# Your goal
Across the entries below, work out how many lines contain "JSON". Please give the number only.

** Raw data follows **

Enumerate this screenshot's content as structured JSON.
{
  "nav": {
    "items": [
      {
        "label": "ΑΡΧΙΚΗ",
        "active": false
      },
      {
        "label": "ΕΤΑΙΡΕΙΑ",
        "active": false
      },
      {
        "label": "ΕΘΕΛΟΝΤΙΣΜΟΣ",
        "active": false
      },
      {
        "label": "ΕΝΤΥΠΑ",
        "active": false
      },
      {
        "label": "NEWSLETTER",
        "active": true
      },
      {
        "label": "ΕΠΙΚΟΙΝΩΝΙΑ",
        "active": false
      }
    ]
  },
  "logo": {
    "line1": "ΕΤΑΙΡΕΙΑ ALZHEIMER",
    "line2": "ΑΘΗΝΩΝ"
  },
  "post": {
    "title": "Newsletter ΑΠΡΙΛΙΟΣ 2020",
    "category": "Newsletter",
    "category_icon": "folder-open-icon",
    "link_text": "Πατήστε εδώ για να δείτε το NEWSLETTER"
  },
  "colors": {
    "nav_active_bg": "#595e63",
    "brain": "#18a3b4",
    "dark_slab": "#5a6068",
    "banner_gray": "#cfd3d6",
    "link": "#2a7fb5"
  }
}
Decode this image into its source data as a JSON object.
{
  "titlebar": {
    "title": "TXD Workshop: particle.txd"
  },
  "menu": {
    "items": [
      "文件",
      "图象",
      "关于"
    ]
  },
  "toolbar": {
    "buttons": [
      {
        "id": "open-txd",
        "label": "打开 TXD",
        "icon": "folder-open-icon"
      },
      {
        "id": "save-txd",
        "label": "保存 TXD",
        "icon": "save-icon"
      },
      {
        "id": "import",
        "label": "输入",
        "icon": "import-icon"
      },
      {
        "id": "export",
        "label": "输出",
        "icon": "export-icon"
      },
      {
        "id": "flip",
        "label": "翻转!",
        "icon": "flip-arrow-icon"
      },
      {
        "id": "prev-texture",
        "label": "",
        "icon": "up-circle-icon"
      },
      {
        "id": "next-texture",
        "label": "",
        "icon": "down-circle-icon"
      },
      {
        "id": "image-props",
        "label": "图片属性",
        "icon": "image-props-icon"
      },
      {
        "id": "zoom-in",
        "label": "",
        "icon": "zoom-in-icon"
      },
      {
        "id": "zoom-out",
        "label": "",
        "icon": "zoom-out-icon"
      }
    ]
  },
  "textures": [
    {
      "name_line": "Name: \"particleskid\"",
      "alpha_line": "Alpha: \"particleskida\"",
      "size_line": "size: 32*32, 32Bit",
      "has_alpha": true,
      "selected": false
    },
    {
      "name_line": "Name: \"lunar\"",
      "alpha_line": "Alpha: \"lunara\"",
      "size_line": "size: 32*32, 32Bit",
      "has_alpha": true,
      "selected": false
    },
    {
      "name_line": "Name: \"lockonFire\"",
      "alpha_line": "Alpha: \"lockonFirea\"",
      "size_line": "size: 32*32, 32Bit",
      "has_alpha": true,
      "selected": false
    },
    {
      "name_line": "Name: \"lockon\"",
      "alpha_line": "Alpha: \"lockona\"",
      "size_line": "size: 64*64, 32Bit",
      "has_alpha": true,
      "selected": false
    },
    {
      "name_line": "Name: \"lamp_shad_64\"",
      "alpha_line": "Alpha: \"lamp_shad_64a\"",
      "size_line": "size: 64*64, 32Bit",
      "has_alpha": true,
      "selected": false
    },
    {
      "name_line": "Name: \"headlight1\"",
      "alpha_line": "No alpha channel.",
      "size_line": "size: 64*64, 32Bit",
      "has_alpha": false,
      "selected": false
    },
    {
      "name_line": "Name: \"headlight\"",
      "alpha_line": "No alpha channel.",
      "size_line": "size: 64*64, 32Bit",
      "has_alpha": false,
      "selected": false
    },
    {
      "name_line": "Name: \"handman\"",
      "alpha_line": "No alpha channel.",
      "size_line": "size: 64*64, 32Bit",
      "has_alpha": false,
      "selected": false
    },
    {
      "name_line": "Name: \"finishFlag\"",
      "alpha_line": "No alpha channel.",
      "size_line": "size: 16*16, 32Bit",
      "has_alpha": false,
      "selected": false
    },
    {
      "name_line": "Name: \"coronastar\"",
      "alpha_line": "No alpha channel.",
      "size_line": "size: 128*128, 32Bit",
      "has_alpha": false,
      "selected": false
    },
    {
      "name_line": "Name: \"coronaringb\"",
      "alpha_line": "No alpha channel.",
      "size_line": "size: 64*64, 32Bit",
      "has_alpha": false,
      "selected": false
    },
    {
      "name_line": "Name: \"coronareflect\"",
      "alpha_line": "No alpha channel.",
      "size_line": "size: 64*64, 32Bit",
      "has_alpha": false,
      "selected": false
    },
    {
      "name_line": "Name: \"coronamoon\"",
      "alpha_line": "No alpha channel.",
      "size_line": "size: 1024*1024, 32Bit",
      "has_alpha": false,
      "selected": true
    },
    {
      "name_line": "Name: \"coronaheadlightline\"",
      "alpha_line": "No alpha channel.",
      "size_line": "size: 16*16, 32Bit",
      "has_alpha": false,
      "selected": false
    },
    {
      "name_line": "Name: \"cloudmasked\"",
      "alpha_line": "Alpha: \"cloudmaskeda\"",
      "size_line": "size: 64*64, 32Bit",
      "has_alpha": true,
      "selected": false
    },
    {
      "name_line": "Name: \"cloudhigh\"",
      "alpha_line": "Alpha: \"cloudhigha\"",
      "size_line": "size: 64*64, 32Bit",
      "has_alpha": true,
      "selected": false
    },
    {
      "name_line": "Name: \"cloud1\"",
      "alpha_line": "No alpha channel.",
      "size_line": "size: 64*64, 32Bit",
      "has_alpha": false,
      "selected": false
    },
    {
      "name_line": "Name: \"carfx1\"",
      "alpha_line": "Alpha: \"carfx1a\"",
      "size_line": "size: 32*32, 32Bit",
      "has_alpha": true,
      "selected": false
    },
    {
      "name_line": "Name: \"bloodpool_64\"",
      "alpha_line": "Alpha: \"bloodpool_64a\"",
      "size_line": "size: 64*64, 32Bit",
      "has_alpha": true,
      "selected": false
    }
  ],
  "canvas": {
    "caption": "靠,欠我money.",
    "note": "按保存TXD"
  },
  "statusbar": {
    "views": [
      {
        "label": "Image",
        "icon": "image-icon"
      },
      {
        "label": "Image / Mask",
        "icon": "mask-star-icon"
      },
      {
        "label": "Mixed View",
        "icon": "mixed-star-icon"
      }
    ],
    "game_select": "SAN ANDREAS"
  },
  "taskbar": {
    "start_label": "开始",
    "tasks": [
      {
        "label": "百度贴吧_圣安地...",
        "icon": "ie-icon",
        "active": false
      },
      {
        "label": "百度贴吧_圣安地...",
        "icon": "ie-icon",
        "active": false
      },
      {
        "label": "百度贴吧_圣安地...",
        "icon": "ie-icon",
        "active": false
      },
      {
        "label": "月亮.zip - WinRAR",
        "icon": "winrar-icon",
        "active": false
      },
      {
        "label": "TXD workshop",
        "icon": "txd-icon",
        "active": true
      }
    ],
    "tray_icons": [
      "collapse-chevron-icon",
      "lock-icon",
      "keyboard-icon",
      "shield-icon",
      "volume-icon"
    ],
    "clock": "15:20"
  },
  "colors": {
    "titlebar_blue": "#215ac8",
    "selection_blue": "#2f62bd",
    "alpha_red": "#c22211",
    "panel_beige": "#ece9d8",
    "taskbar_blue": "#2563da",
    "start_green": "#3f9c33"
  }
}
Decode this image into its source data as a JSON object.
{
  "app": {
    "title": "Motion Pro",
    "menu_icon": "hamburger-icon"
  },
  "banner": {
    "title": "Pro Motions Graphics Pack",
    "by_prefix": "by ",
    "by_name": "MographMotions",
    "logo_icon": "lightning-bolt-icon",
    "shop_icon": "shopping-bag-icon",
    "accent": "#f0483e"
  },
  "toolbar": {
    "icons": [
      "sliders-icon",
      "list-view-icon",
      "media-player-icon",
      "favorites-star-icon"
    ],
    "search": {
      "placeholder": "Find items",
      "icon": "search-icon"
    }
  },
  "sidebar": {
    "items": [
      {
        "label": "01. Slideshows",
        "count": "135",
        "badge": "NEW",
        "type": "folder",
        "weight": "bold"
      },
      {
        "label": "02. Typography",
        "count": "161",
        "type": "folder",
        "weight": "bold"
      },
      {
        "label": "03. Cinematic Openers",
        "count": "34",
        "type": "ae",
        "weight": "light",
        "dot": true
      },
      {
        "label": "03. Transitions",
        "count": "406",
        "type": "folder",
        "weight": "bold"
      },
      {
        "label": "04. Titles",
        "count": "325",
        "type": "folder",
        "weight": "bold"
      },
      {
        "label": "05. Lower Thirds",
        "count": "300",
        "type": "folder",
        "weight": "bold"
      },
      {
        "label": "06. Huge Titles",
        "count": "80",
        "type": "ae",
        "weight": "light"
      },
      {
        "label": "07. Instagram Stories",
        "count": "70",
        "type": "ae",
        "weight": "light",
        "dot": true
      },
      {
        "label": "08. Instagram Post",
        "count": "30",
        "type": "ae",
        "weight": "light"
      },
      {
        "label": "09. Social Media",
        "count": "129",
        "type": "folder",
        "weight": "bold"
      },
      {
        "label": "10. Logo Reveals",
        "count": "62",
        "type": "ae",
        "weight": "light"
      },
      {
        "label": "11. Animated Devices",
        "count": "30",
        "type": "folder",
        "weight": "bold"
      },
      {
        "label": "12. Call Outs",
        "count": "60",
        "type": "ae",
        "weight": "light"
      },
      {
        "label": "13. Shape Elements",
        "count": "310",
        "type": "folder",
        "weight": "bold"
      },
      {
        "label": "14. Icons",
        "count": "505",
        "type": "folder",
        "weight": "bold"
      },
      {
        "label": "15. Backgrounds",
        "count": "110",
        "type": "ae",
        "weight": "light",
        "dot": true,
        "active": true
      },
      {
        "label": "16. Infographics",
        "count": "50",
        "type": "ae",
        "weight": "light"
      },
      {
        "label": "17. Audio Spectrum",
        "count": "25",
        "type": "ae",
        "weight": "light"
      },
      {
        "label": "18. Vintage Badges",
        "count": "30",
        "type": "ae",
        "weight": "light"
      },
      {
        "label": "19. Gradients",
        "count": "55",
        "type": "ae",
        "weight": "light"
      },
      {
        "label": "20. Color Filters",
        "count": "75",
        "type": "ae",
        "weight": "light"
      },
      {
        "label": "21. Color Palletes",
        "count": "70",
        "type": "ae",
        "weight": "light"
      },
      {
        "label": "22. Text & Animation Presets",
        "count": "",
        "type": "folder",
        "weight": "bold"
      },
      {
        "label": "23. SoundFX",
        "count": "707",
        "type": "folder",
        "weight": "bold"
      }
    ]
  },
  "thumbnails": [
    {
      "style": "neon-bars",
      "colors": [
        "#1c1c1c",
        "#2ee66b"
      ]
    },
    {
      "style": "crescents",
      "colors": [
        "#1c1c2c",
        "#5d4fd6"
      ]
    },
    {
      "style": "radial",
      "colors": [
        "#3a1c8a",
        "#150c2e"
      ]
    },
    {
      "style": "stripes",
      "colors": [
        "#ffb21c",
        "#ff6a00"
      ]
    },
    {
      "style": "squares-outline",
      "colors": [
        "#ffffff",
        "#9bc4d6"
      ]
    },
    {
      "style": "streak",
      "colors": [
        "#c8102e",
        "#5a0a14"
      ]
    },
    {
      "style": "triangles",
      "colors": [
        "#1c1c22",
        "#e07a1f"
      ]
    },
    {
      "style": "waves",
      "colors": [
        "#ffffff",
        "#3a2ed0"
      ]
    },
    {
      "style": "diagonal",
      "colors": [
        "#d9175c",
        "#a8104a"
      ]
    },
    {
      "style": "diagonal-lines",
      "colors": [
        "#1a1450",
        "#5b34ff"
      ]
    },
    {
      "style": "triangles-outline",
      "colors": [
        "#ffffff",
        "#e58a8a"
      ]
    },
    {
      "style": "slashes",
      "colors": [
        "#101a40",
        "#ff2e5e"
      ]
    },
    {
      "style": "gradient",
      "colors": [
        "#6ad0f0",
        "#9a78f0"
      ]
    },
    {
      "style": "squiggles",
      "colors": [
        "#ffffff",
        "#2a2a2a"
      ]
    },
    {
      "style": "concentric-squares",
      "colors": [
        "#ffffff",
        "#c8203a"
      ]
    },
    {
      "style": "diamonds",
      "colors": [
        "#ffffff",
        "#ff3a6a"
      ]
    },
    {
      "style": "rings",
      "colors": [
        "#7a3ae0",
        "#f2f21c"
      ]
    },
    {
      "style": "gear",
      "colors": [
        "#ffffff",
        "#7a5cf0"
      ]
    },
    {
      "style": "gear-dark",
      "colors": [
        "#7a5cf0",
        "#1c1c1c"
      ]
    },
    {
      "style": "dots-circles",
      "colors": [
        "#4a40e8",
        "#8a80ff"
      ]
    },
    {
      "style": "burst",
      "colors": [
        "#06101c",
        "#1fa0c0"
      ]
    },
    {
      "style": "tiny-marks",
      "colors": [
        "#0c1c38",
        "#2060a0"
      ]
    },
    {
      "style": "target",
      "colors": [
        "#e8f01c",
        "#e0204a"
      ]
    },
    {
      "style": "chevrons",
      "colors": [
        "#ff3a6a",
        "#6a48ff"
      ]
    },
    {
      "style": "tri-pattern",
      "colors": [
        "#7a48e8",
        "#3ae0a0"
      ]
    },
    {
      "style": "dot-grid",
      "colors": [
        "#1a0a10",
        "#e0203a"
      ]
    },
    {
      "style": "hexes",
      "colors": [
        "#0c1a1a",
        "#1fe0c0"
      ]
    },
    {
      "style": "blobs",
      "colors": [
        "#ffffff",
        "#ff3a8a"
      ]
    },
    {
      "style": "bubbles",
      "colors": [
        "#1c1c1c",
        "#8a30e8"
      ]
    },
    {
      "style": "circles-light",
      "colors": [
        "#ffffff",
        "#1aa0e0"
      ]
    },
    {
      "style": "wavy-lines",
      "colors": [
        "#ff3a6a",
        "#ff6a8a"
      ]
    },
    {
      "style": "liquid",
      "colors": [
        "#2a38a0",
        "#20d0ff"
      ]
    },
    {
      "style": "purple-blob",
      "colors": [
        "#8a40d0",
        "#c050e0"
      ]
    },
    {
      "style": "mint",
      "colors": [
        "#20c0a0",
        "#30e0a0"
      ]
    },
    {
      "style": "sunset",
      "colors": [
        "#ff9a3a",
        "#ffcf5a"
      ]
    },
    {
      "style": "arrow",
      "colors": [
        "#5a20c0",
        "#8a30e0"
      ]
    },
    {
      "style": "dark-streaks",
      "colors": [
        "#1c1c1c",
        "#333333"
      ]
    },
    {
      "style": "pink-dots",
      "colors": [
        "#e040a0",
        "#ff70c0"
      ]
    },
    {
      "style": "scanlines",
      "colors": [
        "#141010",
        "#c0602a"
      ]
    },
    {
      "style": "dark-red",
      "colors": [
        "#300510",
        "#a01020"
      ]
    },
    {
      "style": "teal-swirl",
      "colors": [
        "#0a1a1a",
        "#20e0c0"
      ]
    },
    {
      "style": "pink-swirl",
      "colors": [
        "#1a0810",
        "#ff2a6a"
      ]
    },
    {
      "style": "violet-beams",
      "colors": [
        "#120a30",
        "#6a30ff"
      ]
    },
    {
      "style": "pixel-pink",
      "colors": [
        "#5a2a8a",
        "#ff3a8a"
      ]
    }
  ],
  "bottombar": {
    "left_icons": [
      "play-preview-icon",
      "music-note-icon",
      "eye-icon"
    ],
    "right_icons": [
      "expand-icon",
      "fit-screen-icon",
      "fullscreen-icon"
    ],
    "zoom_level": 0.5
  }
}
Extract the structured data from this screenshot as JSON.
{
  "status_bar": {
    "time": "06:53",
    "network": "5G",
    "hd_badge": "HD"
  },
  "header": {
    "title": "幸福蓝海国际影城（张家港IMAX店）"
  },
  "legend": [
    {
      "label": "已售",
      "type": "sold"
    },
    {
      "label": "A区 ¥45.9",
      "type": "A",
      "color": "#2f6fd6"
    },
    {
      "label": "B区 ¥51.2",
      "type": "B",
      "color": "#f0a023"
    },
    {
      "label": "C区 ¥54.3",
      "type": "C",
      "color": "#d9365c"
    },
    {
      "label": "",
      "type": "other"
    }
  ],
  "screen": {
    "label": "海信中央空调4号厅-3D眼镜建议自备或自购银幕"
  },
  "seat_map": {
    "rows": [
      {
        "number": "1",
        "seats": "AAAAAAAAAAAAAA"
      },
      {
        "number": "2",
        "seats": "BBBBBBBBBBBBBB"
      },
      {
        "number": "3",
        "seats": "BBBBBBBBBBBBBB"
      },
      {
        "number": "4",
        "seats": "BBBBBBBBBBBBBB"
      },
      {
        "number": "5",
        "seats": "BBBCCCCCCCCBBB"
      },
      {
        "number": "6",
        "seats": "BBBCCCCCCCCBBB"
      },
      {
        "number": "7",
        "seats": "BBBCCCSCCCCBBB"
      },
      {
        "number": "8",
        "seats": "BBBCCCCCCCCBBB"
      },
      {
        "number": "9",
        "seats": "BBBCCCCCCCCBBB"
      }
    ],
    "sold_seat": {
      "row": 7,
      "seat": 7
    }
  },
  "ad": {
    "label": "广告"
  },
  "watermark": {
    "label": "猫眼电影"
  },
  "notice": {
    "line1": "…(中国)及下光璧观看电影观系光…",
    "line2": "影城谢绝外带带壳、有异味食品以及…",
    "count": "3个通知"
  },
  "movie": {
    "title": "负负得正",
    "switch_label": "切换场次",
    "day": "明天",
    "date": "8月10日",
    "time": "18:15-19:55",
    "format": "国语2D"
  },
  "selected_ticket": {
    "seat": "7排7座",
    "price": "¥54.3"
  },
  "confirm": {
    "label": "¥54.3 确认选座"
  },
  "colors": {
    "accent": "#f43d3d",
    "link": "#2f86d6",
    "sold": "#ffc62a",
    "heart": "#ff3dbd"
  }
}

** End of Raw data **

# Exercise solution
4